What to do — Please return all lines of the data below containing the string "JSON".

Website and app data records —
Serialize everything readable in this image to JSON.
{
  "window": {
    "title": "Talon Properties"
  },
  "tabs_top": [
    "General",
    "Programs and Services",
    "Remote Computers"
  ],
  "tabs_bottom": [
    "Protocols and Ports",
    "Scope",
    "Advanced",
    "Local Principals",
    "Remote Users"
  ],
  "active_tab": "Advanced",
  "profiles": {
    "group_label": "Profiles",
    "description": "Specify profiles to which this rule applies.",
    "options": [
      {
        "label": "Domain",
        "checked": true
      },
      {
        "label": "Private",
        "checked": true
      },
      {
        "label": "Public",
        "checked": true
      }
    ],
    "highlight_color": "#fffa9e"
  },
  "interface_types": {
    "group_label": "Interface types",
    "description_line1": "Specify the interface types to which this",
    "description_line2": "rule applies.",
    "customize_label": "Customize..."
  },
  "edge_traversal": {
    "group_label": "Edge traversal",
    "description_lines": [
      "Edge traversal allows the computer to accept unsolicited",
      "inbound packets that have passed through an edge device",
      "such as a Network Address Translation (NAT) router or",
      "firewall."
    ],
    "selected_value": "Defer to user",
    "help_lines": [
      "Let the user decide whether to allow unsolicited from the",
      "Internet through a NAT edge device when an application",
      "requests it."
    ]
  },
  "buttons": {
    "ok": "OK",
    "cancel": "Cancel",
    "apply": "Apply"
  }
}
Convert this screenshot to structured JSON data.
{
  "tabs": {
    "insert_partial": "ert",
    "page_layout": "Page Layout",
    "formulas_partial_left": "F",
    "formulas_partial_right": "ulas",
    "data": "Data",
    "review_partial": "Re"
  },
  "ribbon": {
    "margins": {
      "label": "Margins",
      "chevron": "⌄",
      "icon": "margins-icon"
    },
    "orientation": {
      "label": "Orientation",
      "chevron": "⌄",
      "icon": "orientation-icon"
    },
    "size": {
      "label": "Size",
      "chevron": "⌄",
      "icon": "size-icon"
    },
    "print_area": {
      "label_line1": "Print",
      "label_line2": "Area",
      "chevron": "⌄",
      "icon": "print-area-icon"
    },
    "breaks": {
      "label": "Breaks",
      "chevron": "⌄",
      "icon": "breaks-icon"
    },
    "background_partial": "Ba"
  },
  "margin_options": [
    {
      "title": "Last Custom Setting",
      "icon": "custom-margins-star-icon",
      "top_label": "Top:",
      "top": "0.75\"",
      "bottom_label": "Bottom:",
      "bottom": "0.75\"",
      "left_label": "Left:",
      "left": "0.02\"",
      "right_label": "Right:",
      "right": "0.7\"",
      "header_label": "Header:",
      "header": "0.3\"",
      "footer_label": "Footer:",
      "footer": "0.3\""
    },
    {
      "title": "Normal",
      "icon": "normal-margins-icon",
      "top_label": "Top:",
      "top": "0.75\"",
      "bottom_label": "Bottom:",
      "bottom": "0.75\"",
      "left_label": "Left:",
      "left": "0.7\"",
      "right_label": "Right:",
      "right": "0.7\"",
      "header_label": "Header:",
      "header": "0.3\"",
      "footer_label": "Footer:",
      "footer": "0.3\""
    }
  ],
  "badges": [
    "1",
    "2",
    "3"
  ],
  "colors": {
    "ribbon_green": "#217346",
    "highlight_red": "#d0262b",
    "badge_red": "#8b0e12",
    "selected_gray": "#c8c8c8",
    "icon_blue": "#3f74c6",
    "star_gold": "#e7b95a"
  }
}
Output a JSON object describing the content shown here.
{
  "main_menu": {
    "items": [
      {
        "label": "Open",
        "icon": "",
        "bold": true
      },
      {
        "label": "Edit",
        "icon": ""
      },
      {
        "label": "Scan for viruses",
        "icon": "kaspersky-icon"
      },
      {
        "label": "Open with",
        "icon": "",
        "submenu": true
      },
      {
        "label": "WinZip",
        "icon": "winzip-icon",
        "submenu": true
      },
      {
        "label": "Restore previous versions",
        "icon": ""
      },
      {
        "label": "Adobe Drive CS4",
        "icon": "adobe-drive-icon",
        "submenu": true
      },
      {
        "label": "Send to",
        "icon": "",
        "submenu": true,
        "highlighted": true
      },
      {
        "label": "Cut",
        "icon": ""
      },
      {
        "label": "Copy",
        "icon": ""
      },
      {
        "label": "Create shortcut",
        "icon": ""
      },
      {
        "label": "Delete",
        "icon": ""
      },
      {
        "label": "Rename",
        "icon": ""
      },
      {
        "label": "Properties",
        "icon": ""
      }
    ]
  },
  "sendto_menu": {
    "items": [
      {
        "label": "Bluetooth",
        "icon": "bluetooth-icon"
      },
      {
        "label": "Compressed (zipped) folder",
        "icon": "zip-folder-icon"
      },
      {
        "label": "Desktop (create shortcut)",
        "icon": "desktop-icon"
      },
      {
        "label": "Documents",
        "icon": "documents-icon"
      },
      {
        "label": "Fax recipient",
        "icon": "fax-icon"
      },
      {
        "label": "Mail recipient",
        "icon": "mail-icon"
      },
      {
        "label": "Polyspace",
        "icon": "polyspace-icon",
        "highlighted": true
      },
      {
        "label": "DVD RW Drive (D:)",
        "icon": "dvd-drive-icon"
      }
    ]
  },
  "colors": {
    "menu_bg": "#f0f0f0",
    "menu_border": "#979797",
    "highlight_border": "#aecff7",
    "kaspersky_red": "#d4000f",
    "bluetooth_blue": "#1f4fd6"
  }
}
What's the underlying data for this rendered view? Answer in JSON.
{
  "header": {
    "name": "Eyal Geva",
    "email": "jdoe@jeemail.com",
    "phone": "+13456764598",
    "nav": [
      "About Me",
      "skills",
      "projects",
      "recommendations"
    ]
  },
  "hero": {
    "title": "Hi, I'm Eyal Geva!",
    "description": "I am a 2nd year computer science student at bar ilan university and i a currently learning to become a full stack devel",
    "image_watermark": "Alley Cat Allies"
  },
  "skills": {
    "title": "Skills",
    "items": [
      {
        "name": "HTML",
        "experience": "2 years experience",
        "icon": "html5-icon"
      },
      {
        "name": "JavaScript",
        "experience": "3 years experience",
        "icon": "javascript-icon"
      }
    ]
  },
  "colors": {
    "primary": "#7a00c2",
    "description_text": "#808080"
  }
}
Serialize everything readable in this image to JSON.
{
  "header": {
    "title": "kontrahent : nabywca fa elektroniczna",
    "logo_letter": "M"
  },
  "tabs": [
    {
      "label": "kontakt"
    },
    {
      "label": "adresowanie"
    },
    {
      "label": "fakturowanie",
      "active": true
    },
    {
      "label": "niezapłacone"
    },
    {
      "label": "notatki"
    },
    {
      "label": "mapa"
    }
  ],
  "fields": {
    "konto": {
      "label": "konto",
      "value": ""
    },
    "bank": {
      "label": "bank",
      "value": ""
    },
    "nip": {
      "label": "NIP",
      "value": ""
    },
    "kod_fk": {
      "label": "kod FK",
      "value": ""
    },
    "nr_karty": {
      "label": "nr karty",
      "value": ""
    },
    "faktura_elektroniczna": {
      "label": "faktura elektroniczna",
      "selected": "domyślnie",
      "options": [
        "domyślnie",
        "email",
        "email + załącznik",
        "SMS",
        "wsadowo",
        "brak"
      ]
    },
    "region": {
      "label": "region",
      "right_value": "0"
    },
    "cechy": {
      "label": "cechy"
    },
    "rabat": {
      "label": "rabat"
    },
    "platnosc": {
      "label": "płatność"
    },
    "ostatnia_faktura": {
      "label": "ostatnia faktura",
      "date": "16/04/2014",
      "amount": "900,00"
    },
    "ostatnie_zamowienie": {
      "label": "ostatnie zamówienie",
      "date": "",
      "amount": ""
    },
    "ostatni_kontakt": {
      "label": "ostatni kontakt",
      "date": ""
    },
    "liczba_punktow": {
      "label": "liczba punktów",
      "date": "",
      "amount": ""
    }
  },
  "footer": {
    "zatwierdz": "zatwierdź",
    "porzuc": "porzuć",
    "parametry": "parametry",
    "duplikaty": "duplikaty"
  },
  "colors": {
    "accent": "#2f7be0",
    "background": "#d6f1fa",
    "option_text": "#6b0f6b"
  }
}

Output below —
Serialize everything readable in this image to JSON.
Convert this screenshot to structured JSON data.
Output a JSON object describing the content shown here.
What's the underlying data for this rendered view? Answer in JSON.
Serialize everything readable in this image to JSON.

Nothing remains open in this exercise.